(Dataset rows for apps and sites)
- - - - -

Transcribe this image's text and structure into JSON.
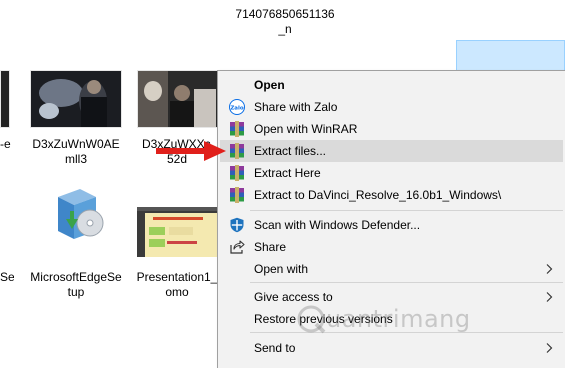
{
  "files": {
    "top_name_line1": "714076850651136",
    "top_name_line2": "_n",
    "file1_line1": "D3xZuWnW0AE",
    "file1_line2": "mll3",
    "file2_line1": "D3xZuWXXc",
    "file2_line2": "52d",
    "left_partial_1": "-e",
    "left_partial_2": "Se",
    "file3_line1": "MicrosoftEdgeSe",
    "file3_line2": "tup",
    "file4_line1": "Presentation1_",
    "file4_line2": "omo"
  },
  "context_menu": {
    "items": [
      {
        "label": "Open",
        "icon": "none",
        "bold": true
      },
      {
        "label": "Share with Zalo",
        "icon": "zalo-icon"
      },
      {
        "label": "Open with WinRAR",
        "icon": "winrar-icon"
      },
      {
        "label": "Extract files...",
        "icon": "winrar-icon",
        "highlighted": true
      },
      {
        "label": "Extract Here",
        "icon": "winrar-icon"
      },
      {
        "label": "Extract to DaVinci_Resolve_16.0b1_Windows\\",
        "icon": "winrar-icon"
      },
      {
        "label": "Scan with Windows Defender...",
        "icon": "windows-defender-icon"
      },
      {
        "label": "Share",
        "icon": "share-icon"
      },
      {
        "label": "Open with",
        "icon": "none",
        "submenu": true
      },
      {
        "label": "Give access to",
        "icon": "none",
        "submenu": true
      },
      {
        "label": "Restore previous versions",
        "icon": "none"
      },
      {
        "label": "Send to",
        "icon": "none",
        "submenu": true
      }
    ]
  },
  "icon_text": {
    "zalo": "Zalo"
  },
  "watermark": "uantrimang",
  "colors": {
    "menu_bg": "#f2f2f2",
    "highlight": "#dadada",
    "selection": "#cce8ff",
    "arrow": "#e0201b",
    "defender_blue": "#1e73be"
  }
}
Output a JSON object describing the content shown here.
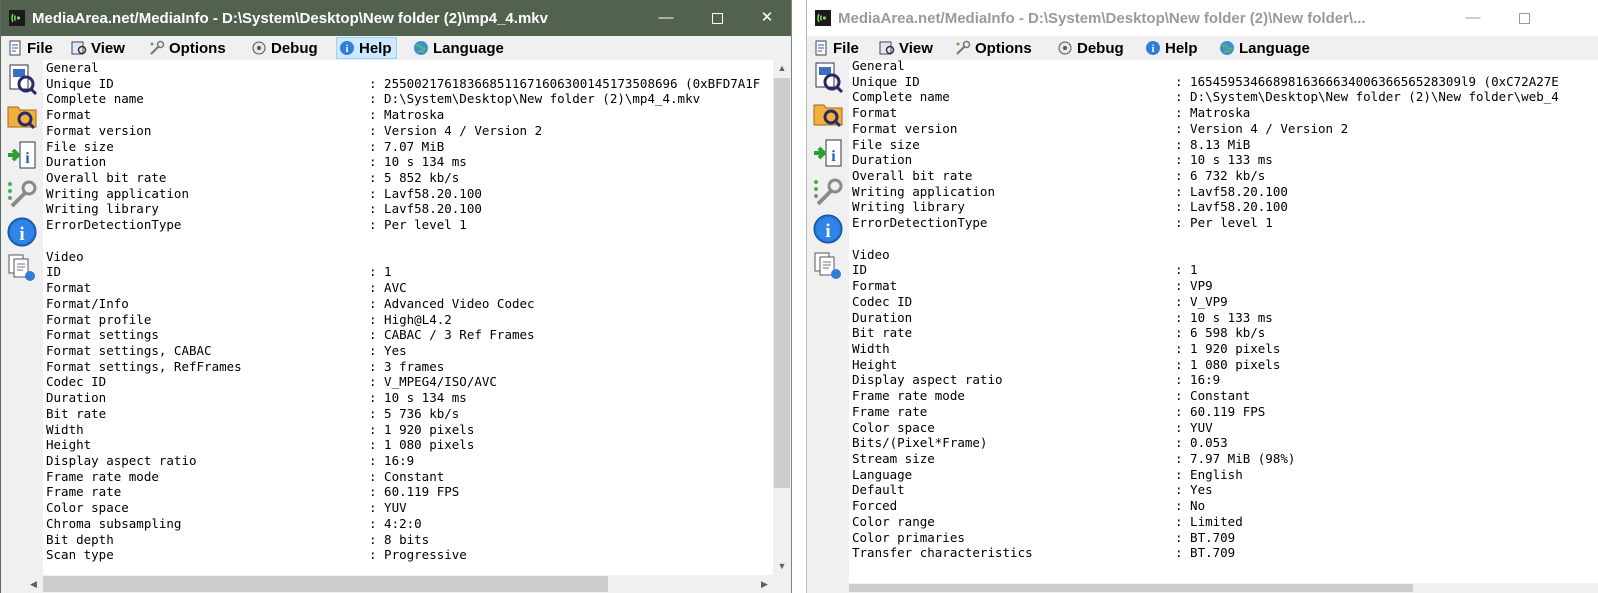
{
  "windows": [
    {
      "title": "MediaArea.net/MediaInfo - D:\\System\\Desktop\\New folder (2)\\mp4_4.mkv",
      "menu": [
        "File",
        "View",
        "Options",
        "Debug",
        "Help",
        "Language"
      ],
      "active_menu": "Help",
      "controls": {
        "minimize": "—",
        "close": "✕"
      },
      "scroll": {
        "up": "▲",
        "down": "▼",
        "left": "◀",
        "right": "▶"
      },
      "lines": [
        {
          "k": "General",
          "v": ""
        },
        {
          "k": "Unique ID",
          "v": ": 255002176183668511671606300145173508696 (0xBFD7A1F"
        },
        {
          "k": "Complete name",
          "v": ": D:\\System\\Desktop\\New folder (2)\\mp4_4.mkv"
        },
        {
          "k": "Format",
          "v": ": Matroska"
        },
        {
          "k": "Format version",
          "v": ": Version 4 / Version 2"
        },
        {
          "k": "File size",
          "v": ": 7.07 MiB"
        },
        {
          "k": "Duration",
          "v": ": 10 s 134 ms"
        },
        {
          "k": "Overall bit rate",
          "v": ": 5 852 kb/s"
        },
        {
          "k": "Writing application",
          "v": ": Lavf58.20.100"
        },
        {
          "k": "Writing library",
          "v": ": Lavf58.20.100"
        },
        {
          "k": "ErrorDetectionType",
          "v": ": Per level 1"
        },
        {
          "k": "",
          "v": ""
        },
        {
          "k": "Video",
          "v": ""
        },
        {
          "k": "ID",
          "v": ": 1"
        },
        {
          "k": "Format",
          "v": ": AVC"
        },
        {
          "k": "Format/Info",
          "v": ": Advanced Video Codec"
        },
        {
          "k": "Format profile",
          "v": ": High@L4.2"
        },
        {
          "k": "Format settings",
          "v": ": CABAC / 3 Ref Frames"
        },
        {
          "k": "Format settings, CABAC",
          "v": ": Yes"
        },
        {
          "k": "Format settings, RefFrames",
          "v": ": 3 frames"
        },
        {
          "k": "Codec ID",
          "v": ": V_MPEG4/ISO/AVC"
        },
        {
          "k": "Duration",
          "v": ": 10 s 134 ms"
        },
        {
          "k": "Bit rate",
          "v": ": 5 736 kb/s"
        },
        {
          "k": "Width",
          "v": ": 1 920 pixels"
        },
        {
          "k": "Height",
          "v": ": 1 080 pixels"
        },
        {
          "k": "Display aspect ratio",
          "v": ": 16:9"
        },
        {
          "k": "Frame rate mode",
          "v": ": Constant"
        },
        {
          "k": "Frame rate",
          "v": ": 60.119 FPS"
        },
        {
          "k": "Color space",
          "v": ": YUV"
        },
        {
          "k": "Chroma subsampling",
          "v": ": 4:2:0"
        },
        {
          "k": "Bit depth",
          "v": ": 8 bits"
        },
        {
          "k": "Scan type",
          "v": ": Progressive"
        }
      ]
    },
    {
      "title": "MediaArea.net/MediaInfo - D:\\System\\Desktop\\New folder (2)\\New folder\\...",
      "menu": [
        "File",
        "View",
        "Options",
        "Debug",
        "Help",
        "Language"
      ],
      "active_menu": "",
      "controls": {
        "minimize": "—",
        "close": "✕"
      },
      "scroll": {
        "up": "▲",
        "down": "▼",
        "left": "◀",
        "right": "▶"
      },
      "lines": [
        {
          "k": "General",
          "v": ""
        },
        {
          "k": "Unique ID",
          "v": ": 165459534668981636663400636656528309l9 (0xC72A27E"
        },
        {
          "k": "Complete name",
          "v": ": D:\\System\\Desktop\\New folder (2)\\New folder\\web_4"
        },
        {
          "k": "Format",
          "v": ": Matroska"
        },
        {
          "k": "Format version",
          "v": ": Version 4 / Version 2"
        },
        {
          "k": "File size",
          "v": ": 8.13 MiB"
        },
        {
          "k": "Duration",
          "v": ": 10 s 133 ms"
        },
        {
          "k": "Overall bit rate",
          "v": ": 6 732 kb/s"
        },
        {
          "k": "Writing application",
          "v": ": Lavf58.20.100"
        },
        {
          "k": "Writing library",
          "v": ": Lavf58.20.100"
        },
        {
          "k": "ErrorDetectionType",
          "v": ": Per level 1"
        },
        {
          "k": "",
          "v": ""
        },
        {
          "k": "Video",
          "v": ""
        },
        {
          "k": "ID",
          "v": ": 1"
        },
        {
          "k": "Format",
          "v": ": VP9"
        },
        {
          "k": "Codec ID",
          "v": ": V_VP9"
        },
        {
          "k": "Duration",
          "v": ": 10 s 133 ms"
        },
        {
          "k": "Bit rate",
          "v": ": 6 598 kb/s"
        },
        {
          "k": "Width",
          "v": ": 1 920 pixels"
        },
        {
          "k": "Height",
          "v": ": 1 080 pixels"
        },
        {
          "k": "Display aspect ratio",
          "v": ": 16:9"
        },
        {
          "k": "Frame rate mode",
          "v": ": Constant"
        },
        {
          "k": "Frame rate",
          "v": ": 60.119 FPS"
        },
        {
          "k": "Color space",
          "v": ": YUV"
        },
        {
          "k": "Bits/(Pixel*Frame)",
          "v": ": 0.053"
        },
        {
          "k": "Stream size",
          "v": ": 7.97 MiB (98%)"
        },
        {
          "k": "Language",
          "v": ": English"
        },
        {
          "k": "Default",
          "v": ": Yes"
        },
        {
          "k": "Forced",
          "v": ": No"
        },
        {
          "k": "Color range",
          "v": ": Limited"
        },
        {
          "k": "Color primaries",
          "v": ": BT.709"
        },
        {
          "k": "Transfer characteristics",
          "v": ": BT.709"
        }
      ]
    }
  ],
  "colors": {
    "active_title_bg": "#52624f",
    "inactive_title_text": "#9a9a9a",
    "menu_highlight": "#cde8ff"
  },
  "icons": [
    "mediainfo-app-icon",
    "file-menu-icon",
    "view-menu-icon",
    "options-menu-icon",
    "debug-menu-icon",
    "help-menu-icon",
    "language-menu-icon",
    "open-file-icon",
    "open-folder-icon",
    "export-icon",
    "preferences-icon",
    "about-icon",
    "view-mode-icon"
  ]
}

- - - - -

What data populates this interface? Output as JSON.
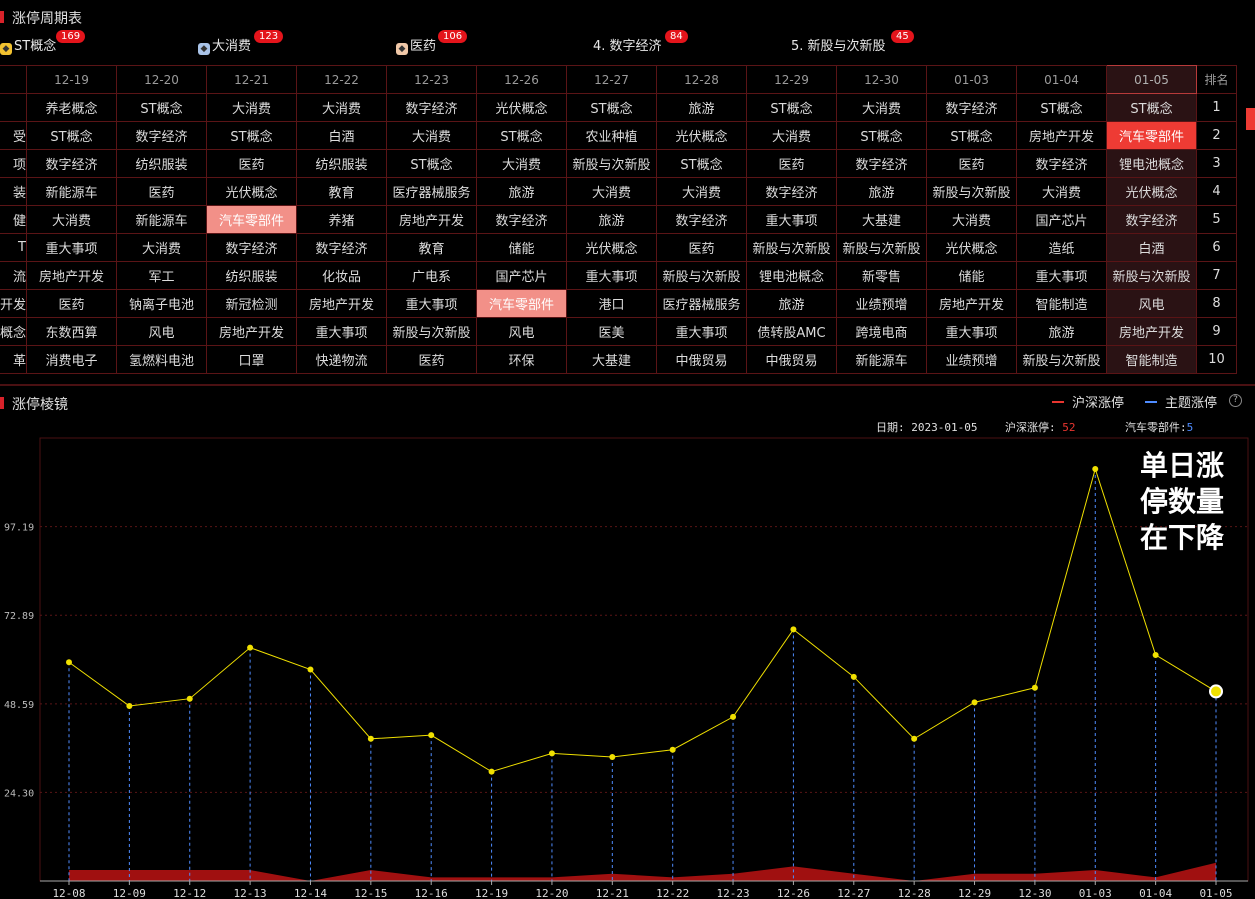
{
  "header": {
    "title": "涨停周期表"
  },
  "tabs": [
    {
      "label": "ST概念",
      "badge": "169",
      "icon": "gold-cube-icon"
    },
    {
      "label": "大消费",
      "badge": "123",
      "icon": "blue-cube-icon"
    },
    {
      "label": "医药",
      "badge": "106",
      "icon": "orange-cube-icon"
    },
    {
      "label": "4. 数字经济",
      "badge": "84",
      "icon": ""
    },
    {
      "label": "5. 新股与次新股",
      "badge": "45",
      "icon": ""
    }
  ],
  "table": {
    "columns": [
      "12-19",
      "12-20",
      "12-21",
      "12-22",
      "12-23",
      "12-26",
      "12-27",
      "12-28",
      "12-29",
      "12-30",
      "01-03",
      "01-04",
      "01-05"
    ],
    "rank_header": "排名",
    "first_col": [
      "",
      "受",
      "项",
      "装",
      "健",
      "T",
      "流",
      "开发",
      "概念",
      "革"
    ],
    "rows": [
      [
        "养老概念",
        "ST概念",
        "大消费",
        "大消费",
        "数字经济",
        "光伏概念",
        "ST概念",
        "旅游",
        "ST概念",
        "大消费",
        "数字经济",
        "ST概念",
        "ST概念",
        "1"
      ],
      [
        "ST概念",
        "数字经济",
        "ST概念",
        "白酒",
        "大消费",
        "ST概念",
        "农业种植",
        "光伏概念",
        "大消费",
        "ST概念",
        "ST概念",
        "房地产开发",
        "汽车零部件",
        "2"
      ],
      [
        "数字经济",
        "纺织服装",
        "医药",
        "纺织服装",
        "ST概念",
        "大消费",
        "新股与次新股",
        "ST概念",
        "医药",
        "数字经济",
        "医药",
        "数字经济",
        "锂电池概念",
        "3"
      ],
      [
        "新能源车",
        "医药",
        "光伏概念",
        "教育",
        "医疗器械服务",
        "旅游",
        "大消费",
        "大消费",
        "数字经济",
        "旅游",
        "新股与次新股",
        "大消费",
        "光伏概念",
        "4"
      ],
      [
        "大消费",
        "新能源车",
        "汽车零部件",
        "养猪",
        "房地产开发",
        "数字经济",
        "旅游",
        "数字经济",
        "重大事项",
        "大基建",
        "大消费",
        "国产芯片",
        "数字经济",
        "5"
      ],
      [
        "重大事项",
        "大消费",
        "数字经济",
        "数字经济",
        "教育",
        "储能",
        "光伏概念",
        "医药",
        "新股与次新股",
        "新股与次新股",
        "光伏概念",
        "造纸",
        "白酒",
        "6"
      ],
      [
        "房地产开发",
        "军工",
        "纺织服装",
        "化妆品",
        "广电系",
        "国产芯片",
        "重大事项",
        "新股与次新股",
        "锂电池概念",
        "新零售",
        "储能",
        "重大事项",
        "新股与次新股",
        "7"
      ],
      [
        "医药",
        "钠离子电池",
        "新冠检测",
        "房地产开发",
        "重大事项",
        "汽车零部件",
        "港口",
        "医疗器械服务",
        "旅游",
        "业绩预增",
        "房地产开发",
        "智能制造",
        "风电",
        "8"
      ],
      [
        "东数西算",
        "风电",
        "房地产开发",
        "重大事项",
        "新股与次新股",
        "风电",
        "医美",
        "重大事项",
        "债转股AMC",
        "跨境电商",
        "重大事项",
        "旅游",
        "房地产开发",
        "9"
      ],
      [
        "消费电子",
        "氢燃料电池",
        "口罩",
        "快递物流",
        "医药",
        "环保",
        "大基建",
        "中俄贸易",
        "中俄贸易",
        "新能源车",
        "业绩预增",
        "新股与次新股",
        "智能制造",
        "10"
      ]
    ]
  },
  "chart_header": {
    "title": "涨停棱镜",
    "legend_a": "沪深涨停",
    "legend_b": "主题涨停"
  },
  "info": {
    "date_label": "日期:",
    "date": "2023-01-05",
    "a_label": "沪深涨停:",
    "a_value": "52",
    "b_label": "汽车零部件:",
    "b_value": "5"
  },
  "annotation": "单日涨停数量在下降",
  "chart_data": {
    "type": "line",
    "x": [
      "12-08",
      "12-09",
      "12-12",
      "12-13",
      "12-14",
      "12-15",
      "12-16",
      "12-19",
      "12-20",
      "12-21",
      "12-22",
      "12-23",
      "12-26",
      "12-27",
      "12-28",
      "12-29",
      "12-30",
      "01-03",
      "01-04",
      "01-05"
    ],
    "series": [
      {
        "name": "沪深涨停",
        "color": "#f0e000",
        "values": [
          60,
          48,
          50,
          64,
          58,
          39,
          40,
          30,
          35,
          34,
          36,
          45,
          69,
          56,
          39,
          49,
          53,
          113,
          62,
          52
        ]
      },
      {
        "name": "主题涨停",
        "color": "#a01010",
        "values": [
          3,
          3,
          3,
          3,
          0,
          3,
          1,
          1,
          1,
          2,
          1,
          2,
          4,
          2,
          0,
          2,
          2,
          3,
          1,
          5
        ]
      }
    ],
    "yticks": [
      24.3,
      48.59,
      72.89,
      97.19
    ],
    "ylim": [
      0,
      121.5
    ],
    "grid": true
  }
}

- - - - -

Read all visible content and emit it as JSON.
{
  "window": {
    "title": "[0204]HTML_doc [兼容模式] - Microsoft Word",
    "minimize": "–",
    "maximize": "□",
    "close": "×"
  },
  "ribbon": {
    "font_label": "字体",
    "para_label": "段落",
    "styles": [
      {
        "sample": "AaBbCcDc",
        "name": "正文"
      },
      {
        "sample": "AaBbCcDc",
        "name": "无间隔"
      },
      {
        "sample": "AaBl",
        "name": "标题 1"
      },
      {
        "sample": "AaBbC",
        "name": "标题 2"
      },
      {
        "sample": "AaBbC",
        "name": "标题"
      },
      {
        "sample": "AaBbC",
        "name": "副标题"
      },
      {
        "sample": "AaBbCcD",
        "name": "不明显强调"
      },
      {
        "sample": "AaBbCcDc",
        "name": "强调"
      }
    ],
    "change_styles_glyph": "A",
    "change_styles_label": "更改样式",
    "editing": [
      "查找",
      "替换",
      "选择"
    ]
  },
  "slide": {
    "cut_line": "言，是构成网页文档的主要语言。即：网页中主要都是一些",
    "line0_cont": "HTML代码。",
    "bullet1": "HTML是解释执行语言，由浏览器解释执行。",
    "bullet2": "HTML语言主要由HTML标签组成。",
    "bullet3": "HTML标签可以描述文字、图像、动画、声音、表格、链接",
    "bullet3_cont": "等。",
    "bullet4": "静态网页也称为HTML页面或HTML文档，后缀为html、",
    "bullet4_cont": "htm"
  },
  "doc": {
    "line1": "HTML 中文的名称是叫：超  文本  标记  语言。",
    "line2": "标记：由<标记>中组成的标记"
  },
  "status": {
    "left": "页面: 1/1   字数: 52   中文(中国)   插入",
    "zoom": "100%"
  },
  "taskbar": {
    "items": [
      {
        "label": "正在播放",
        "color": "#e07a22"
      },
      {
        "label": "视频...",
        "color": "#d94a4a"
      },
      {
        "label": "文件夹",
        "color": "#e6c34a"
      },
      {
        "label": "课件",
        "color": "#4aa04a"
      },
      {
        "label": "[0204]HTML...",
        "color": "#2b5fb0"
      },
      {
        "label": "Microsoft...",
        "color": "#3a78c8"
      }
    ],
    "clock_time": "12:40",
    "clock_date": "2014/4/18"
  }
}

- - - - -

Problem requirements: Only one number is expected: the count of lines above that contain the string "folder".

Response below: 5